I get a lot of questions from small business owners who have two major problems or two services that they solve in one business. I'm not really sure why this is so prevalent – but I have a feeling that it might have to do with the reluctance that a lot of small business owners feel when it comes down to paring down their services or target audiences to a single item.

I know I'm extra-guilty of this – I've been advised to just offer logo design, marketing material design or website design – not all three. But I can't bear the thought of limiting myself to just one area – I think the three are so intertwined that they all need to be addressed together. Since they're so intertwined, it's easy to talk about them together.

But, what if the two things you do aren't actually directly related?

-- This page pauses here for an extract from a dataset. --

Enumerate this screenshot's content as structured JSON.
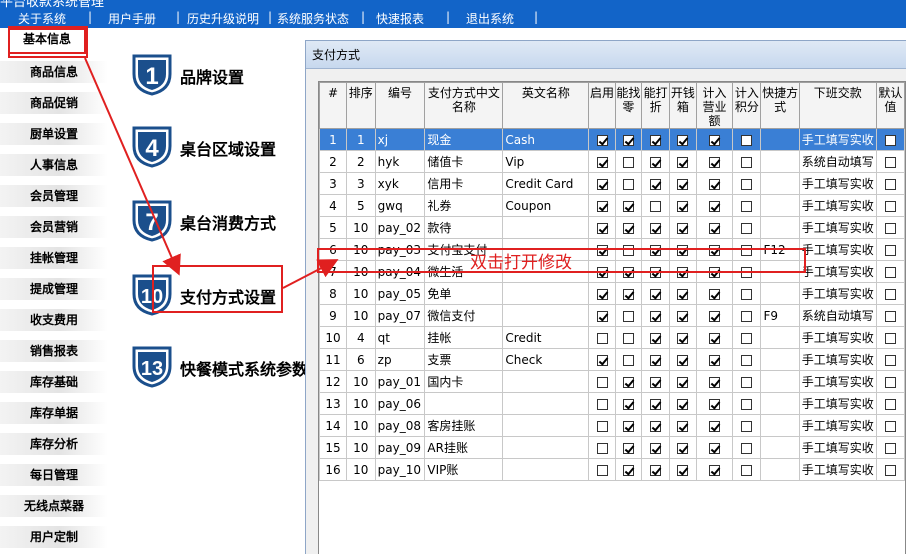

If you're trying to market two seemingly separate services or products, then it might be tempting to separate them out and create two companies – one to promote service A and another to promote service B. But, along with two companies comes marketing twice – that means two logos, two business cards (and wondering which one to hand out to get the most out of your networking events!) , two websites (and maintaining and updating two websites), and two newsletter lists to keep in touch with your clients. 

Two newsletter lists means at least two articles per month, and two mailing lists, two newsletter template designs, and formatting two newsletters in your email program. Then you have to add the articles to your website. That winds up being a lot of work every month – and that's just if you're putting each newsletter out once monthly.

How to avoid this extra work

Instead of separating your two (or three) services out into different companies, or even separating your lists within one company, then work on finding out what your services all have in common. After all, you're offering both services or products, so they must have a common skill, interest or problem that they each solve, right?  

I call this exercise "finding the thread". Take a piece of paper and write down your different services, and then draw some lines connecting them all. These lines are your thread – the single connecting factor between all of the things that you do for your clients. 

Try to keep the thread simple – you don't want the connection to be too oblique or to not make sense to your clients. 

The thread is often something that comes as second-nature to you – you just think that this thread is so important that you may do it without noticing. So, asking some of your clients to help you connect the dots, or asking a friend or spouse, may help you identify the thread more easily.

Once you have found the thread

Then, use that thread as the basis for all of your marketing materials. Instead of focusing your home page copy on your services, focus on the thread, or the problem that your clients are facing that can be mended with the thread you offer. Build your logo around the thread (which is also often what makes you different from your competition – your competitors probably don't have this same thread holding their services together). Write the articles in your newsletter with an emphasis on the thread instead of just writing about the services you offer. And, sew everything you do together by always concentrating on this thread.

If you focus on finding and talking about the thread that hold all of your offerings together, then you won't have to separate them out into different businesses – you'll be able to make everything you do make sense for your clients all in one package. And, you won't have to do all of that extra marketing work.